8. Hire employees if needed and become familiar with labor laws in PA
Hiring qualified employees is an important part of running a successful business. It’s essential to find the right people for the job that will fit in with your company culture and help you achieve your goals. However, understanding labor laws and hiring practices can be overwhelming, especially if you’re new to the process.
When it comes to finding qualified candidates, start by creating a detailed job description that outlines expectations and requirements for the role. You should also consider conducting background checks on potential hires in order to ensure they have no criminal history or other red flags that could impact their ability to perform well on the job. Additionally, look into any special certifications or licenses required by law for certain positions within your industry; this information can usually be found online at state government websites such as Pennsylvania’s Department of Labor & Industry website.
In addition to researching qualifications, take time to familiarize yourself with relevant labor laws specific to Pennsylvania prior to beginning the hiring process so you don’t run afoul of any regulations or put yourself at risk of litigation down the line. These include things like minimum wage rates, overtime rules, child labor restrictions, anti-discrimination policies, and more.
9. Ensure you are compliant with all applicable taxes in Pennsylvania
As a business owner in Pennsylvania, it’s important to understand the applicable taxes and regulations that govern your operations. This includes everything from income tax to sales tax, and even payroll taxes if you have employees on staff. Knowing what types of taxes are required by law and how they need to be reported can help ensure compliance with all applicable laws in the state.
The most common type of taxation for businesses is corporate income tax which is calculated based on net profits after expenses are deducted. Pennsylvania also requires employers to withhold personal income taxes from their employee paychecks as well as filing quarterly returns with the department of revenue. Additionally, businesses may be subject to local business privilege or mercantile taxes depending on where they operate within the state; this could include anything from real estate transfer fees to gross receipts or franchise taxes. Finally, when selling goods or services in PA you must collect sales tax according to current rates set by each county/municipality; this should then be remitted along with any other necessary documentation such as exemption certificates at least monthly (or more often if needed).

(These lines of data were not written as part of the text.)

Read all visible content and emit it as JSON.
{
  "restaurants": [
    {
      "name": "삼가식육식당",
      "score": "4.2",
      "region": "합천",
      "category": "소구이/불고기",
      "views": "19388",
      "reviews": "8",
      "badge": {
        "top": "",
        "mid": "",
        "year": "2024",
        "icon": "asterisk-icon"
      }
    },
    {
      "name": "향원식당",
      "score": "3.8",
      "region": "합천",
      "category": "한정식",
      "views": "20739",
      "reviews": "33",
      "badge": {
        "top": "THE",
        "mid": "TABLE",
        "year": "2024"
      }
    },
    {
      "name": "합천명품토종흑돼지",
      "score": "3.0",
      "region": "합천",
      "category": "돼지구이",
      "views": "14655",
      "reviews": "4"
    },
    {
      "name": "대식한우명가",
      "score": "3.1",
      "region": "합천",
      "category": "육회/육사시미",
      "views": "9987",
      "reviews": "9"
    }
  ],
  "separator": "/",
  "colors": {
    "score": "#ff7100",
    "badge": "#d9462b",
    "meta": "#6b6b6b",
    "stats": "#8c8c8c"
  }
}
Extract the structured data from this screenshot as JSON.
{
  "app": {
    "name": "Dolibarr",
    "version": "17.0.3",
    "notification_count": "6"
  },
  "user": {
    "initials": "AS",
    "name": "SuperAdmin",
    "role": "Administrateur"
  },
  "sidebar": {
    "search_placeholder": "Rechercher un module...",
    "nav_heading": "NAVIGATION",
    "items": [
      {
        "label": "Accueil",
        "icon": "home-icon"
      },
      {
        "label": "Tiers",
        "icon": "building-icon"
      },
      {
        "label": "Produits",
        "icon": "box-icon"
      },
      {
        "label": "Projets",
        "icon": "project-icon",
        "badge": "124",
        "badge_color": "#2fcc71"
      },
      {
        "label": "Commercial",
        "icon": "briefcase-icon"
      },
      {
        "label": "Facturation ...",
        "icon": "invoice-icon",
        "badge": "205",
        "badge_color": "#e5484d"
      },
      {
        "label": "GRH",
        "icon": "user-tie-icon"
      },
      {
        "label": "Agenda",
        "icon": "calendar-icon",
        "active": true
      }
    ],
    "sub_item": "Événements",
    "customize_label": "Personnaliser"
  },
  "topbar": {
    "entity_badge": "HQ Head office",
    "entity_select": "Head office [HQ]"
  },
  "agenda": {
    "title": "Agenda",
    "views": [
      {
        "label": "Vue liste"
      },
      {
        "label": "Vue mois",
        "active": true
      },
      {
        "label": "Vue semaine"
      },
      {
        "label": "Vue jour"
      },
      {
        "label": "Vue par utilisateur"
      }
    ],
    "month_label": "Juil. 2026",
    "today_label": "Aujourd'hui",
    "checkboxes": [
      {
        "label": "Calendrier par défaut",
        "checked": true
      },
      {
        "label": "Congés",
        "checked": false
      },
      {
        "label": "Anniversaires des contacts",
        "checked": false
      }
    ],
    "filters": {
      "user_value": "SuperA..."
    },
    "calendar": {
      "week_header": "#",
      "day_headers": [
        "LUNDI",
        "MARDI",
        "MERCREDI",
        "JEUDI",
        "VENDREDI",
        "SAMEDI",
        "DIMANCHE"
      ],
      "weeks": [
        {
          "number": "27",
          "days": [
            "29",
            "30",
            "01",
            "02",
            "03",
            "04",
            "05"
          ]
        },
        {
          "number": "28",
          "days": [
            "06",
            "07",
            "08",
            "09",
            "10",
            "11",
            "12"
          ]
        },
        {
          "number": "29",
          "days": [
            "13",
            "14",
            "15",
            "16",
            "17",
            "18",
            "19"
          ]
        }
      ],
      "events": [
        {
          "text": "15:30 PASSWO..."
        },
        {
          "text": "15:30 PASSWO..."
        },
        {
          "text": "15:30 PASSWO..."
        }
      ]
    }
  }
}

Starting a business in Pennsylvania is an exciting and rewarding experience, but it’s important to be aware of the various taxes and regulations you must abide by. From corporate income tax to sales tax, understanding your obligations can help ensure compliance with all applicable laws while avoiding potential fines or other legal issues down the line. Hiring qualified employees who meet any special requirements outlined in labor law is also essential for successful operations; researching qualifications prior to beginning the hiring process as well as familiarizing yourself with relevant state-specific labor laws will go a long way towards achieving this goal. Finally, keeping track of all necessary paperwork such as exemption certificates or quarterly returns should not be overlooked when setting up shop in PA. With these tips in mind, you’ll be well on your way to running a profitable business that complies with all local rules and regulations!